- What Can I Make Out Of Old Eggs?
Bad eggs are different from old eggs. Old eggs are frequently okay to use in various meals and recipes. However, egg quality declines over an extended period, and the distinctive high-rise yolk might have been lost in eggs sitting in your refrigerator for a while. But don’t worry; old eggs may nevertheless shine.
Some people, for example, like to hard-boil older eggs. As the egg ages, the bubble inside the shell increases, making it peel smoother. Use these eggs to make egg salad, or devilled eggs, or just enjoy them as a quick snack.
If you throw away your eggs after the expiration date on the carton, you may be wasting perfectly good eggs. Eggs can be stored properly for at least four to five weeks in your refrigerator and up to a year in the freezer compartment.
The longer an egg is held, the lower its quality, making it less bouncy and runnier. However, older eggs can still be used for a variety of purposes. They are great for boiling and making omelets, eggs that have been scrambled, or baked dishes containing eggs.
If you’re still unsure, we hope the information above clarifies everything you need to know about the egg’s longevity in a refrigerator.
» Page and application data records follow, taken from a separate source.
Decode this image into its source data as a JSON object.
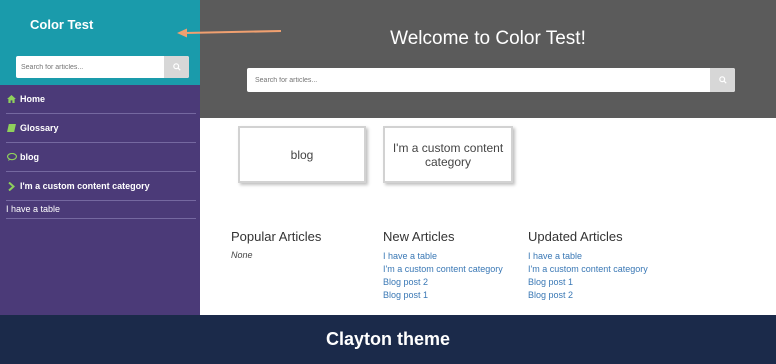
{
  "sidebar": {
    "title": "Color Test",
    "search": {
      "placeholder": "Search for articles..."
    },
    "items": [
      {
        "label": "Home",
        "icon": "home-icon"
      },
      {
        "label": "Glossary",
        "icon": "book-icon"
      },
      {
        "label": "blog",
        "icon": "chat-bubble-icon"
      },
      {
        "label": "I'm a custom content category",
        "icon": "chevron-right-icon"
      }
    ],
    "sub_item": {
      "label": "I have a table"
    }
  },
  "hero": {
    "title": "Welcome to Color Test!",
    "search": {
      "placeholder": "Search for articles..."
    }
  },
  "categories": [
    {
      "label": "blog"
    },
    {
      "label": "I'm a custom content category"
    }
  ],
  "columns": {
    "popular": {
      "title": "Popular Articles",
      "empty": "None"
    },
    "new": {
      "title": "New Articles",
      "items": [
        "I have a table",
        "I'm a custom content category",
        "Blog post 2",
        "Blog post 1"
      ]
    },
    "updated": {
      "title": "Updated Articles",
      "items": [
        "I have a table",
        "I'm a custom content category",
        "Blog post 1",
        "Blog post 2"
      ]
    }
  },
  "footer": {
    "label": "Clayton theme"
  },
  "colors": {
    "sidebar_bg": "#4b3a78",
    "sidebar_header": "#1a9bab",
    "hero_bg": "#5b5b5b",
    "link": "#3a78b5",
    "footer_bg": "#1b2a4a",
    "arrow": "#f0a070"
  }
}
To learn more about refrigerators and how this valuable piece of equipment chills the food and beverages inside, including your breast milk, check out the post here.
Articles You May Be Interested In
- A Cooler Choice: Whirlpool v.s GE Refrigerators (Full Guide)
- Refrigerator Check: LG v.s Samsung Refrigerators (Full Guide)
- Cool Tech Showdown: Frigidaire v.s Whirlpool Refrigerators (Full Guide)
- Fridge Favorites: Bosch v.s LG Refrigerators (Full Guide)
- Cooling Conundrum: Whirlpool v.s Samsung Refrigerators (Full Guide)
- Tale Of The Tape: Maytag v.s Whirlpool Refrigerators (Full Guide)
- Fridges in Focus: Thermador v.s Sub-Zero Refrigerators (Full Guide)
- Fridge Frenzy: Sub-Zero v.s Viking Refrigerators (Full Guide)
- The Big Chill: Whirlpool v.s KitchenAid Refrigerators (Full Guide)
- Refrigerator Bout: Whirlpool v.s LG Refrigerators (Full Guide)